Monday, October 07, 2013

The best music monday song ever in the history of everything.

I'm slightly obsessed with this song. Though technically, you can't be slightly obsessed with anything. But I've been listening to it much of the weekend on repeat, and I think you need to experience it. Make sure you actually watch the video and not just listen to the song while you do other stuff on the computer. And you should either watch it full screen, or click through to watch it on youtube to get the complete experience.

Damn. If that doesn't want to make you go have sexytime with your partner, I think you need to check your pulse. But this isn't, it's This means I have to write some stuff about race and inequality. Luckily for all of us, I did notice some things. In a particular order:

--This song continues the tradition of white guys who sound black that I wrote about here. What's interesting is that Sam Smith is from England and Sam Sparro is from Australia. I wonder if there is something about those two accents that makes it easier for white people to get that kind of sound? Or maybe they're just more in touch with their soulful sides. Can you think of any white male singers from the U.S. that sound black? Jon B. is the only one that comes to mind for me.

--We've got the two chicks kissing, which is kind of a big deal. What I think is interesting is that I didn't have the same reaction to that that I probably would have 20 years ago. It's definitely the first time I've seen two people of the same sex kiss in a music video, but it wasn't shocking. I think in large part because of seeing Britney and Madonna kiss at the VMA's in 2003 and then having the news media show it repeatedly for weeks afterward. It's like when you say a word over and over and it starts to lose its meaning. You show two women kiss, and the first time it's like "Whoa!" and then the 75th time it's like "meh."

--You'll notice that they didn't show the two guys that lock eyes kissing. It's like Slow your roll, folks. The only time I've seen two guys kiss in a sexual way was Brokeback Mountain. And maybe an indie film I saw a long time ago that I can't remember the name of. Men kissing does happen in pop culture, but it's always played for laughs, like Will Ferrell and some other dude.
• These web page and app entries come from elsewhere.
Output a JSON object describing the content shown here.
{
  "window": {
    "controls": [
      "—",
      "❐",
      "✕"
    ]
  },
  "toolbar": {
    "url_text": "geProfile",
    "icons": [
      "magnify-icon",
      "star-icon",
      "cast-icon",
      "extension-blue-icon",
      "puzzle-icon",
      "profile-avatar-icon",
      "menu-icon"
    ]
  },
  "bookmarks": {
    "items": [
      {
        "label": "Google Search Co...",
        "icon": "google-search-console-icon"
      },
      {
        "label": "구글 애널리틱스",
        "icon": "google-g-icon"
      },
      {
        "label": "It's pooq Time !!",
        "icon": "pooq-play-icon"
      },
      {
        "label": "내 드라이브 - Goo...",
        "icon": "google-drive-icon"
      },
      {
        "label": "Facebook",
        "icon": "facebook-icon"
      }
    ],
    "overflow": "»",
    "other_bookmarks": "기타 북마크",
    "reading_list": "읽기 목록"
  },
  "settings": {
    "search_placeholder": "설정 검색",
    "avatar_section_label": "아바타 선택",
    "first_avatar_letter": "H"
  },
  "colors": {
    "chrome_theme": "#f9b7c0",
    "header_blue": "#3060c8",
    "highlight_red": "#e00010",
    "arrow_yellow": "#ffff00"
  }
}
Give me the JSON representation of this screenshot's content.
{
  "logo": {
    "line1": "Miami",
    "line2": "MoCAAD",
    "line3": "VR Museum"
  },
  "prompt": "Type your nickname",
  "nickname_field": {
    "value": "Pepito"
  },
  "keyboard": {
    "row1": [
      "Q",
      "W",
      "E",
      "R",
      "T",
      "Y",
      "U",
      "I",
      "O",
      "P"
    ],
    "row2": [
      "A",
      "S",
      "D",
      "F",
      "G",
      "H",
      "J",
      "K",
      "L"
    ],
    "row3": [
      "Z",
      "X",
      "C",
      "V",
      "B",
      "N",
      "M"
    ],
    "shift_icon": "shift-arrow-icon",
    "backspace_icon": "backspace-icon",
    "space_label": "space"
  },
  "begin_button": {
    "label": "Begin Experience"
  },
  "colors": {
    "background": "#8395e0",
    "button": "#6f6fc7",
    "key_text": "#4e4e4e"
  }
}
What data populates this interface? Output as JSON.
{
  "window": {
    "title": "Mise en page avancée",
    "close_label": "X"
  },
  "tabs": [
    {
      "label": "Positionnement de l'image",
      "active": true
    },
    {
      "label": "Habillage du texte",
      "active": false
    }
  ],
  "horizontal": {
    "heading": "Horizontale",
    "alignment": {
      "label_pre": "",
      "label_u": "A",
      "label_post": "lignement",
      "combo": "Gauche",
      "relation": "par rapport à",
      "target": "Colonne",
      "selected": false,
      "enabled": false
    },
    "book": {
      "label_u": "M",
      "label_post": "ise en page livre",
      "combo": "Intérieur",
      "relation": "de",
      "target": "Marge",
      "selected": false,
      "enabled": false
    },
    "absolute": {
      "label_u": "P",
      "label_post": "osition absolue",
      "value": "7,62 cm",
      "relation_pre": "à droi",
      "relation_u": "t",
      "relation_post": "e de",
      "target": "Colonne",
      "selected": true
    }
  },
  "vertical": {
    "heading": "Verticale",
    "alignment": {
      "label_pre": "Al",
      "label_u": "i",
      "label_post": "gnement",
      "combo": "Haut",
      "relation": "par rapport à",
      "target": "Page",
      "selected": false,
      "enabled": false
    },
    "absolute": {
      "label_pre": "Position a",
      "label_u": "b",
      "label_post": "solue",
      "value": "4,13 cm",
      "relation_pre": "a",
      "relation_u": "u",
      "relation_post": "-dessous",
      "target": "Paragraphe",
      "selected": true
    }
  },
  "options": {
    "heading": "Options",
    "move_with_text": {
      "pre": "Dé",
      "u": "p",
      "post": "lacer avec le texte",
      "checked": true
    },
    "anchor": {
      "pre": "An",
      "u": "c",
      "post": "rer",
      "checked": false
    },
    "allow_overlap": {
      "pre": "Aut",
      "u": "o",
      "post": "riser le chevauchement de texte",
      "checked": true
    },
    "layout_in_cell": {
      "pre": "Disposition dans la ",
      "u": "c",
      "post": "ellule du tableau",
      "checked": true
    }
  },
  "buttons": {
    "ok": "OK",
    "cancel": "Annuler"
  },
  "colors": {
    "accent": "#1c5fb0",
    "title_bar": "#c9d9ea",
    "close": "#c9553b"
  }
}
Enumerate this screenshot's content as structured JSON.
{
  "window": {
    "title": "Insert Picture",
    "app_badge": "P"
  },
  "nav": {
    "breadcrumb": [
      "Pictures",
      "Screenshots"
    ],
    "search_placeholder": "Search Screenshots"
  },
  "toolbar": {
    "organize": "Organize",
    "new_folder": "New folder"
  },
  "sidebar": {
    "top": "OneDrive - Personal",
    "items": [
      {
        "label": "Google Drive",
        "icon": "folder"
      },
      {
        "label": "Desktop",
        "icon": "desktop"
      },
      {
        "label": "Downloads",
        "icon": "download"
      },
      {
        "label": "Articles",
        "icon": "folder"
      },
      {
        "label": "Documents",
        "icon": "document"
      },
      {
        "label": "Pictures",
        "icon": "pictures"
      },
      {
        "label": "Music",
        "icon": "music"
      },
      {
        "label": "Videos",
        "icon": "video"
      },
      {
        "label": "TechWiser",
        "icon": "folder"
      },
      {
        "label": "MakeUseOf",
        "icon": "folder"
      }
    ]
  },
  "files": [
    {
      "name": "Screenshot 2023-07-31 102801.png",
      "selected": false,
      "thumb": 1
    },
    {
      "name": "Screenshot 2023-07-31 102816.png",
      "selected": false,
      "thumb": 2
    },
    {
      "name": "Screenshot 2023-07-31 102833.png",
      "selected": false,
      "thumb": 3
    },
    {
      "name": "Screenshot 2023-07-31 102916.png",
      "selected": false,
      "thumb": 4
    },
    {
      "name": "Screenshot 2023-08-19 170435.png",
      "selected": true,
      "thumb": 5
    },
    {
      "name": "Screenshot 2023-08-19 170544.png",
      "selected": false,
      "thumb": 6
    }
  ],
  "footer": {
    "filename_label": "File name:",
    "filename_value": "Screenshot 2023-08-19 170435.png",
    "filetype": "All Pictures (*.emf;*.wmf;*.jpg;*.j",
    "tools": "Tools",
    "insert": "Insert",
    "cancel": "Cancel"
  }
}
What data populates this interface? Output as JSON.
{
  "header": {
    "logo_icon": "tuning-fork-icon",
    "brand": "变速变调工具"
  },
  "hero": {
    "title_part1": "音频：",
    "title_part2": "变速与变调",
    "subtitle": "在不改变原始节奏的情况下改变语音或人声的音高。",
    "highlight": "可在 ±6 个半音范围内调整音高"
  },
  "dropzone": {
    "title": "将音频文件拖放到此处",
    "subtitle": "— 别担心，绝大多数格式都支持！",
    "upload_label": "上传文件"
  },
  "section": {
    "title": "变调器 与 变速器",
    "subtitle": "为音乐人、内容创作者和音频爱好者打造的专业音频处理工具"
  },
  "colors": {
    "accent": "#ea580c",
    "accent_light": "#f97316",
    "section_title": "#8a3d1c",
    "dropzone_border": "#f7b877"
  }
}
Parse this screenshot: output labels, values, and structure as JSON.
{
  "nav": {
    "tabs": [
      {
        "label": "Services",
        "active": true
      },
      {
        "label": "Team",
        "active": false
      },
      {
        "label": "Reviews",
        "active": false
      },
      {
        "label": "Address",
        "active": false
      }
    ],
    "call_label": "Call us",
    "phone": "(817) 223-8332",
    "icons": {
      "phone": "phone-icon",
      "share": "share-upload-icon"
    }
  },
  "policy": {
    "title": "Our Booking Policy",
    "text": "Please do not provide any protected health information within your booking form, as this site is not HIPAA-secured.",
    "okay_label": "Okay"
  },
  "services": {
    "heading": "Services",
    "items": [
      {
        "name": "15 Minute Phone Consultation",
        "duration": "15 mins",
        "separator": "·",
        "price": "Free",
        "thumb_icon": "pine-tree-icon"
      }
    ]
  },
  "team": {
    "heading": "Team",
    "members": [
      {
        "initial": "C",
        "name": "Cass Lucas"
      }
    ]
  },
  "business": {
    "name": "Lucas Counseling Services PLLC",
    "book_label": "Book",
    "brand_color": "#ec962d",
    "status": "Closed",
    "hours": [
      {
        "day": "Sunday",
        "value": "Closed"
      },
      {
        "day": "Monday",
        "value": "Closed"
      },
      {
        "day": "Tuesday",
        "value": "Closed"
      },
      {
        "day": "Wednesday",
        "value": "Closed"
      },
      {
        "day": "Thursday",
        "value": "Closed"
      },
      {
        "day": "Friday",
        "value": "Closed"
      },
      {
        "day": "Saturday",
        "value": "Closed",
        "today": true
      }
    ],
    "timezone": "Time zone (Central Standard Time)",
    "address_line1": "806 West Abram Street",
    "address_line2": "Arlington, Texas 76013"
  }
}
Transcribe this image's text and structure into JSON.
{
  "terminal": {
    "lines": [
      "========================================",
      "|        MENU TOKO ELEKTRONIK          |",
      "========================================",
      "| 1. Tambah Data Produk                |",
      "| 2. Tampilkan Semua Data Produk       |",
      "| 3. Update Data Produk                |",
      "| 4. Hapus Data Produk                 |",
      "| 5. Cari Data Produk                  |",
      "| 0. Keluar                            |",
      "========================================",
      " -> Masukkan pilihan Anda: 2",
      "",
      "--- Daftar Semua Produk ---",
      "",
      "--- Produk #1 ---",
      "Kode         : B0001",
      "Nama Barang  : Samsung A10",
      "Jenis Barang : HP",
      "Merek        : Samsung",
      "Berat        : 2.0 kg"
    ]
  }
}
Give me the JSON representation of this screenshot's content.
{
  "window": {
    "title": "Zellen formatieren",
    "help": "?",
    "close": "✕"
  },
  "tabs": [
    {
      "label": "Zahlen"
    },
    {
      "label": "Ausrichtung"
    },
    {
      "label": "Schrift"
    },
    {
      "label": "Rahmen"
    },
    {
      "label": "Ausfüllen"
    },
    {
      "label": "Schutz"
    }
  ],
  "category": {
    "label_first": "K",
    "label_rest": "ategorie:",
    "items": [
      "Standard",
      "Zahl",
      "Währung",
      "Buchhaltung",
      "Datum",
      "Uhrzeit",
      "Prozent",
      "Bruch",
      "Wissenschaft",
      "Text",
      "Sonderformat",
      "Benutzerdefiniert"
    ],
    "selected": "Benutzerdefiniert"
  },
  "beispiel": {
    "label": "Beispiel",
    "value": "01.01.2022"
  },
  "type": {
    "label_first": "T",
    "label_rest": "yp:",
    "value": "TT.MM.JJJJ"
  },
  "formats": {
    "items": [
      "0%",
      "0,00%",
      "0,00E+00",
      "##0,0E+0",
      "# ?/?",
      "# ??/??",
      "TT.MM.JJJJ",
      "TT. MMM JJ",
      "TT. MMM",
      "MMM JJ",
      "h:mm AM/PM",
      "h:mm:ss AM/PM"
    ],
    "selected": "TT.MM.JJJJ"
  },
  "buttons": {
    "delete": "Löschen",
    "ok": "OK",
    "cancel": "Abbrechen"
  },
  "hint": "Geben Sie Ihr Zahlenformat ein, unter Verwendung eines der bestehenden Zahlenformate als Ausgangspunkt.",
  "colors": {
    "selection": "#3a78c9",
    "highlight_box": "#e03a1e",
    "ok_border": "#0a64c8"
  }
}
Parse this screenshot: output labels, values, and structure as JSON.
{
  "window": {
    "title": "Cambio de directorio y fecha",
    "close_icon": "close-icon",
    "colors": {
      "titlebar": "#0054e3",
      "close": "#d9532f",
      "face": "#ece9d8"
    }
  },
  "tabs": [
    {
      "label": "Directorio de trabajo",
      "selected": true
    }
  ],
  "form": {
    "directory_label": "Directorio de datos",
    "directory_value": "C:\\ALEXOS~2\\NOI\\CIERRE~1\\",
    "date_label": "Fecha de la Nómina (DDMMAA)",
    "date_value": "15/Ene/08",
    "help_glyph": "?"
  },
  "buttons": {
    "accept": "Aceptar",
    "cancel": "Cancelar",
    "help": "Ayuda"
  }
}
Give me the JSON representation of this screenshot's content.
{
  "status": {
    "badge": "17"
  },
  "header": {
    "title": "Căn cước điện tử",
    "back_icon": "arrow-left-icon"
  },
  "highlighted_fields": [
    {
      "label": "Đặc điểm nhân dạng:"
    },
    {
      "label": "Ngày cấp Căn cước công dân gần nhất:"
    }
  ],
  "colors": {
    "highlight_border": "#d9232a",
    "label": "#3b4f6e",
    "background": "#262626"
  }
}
Perhaps that will change in the future.

--I think that if they hadn't had the same sex couple featured, they would have had a couple of color. Remember the rule of threes? It's just that nowadays gay people are the we're open minded indicator. This brings up some of the issues around intersectionality that I posted about Friday on's facebook page.

--We've got the interracial (maybe?) couple also featured. I say maybe because the woman is racially ambiguous. She looks to me like she could be half white and half black, or half white and half latina or a light-skinned black person or or any number of other combinations. What's interesting about her is that she is the most scantily clad and obviously sexual of all of the characters in the story. Reinforcing the exotic non-white temptress narrative.

--Another thing about the interracial couple: when's the last time you saw a black guy hooking up with a white woman on screen? But nowadays it is becoming increasingly common to see black and Asian women getting it on with white men. Oooooh weeee, what's up with that? what's up with that?

--Finally, if you check the youtube comments, you'll see they fall into three general categories: 1) This song is awesome 2) some positive comment about the light-eyed, blonde-ish couple in the elevator 3) some statement of disgust about the inclusion of the gay couples. So even though the second couple is supposed to be the most relateable and common, they are largely ignored and the blondies get the favor. Is that because they are in an elevator, and many people have fantasies about getting it on in an elevator? Quite possibly. But maybe it's because that couple most closely represents the white ideal.

That's all. Truly, I originally wanted to post this because I just like the song so much. But then they added the visuals, which clearly gave me a lot more to say. If you have something to say, you should leave me a comment.


  1. The video adds multiple dimensions of problematic visual representation, but the song itself is already wading in quite a few of its own issues.

    There are a number of dominance/restraint metaphors including, but not limited to: "I wanna lock in your love", "Now I got you in my space / I won’t let go of you (never)", and "Got you shackled in my embrace / I’m latching on to you (never)."

    And that's just the chorus.

    Very funky, slightly creepy.

    But for same sex music video kisses, I submit for your review All American Boy by Steve Grand [].

  2. Good song. Good post.

    I had a similar reaction to the video, thinking, this is sort of a step back, or at least not as progressive as I would expect from the younger millennials. (I am an older millennial)

    There is so much formula in the "creative" industries like photography/music/videos. I think truly creative people would find the formula's to be stifling at best, soul crushing and destructive to society at worst (I did). Those that do end up in these fields must just do it because they dont know how to do anything else, and/or they are not observant enough to notice or understand the very formula's they are applying everyday. Hopefully blogs like this will get them thinking.

  3. People. Stop over-thinking everything. Just enjoy the music and the video. I think both are hot!